## WHAT YOU SHOULD DO
How many lines in the records below include "name"? Answer with the number only.

[Stored dataset items]
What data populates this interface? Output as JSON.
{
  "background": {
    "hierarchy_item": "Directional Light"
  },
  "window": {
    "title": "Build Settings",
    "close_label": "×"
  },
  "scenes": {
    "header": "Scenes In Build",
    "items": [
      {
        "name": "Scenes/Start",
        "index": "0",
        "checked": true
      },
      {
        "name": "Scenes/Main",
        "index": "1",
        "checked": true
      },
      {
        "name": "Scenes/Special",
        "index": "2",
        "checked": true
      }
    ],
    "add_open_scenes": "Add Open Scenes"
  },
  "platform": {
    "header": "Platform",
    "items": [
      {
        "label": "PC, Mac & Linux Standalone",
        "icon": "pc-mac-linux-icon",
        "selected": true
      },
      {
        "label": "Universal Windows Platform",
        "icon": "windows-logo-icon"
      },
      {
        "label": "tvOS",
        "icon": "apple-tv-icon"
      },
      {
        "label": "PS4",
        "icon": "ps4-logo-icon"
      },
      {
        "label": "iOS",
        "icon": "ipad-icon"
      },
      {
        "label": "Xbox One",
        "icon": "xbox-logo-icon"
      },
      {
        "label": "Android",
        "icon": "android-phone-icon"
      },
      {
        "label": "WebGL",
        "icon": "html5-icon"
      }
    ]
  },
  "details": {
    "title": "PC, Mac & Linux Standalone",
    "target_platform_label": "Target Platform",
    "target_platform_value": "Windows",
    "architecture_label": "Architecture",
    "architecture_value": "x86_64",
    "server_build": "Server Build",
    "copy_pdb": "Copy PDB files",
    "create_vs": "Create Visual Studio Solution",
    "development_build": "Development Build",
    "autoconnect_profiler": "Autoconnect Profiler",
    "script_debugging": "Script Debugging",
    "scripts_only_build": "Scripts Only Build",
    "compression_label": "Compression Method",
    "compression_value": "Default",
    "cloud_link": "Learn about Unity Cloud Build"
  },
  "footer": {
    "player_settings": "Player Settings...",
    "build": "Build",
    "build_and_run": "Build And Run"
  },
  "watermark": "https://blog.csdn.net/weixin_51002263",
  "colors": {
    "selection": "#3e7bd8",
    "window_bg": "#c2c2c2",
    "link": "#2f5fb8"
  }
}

## ANSWER BELOW
3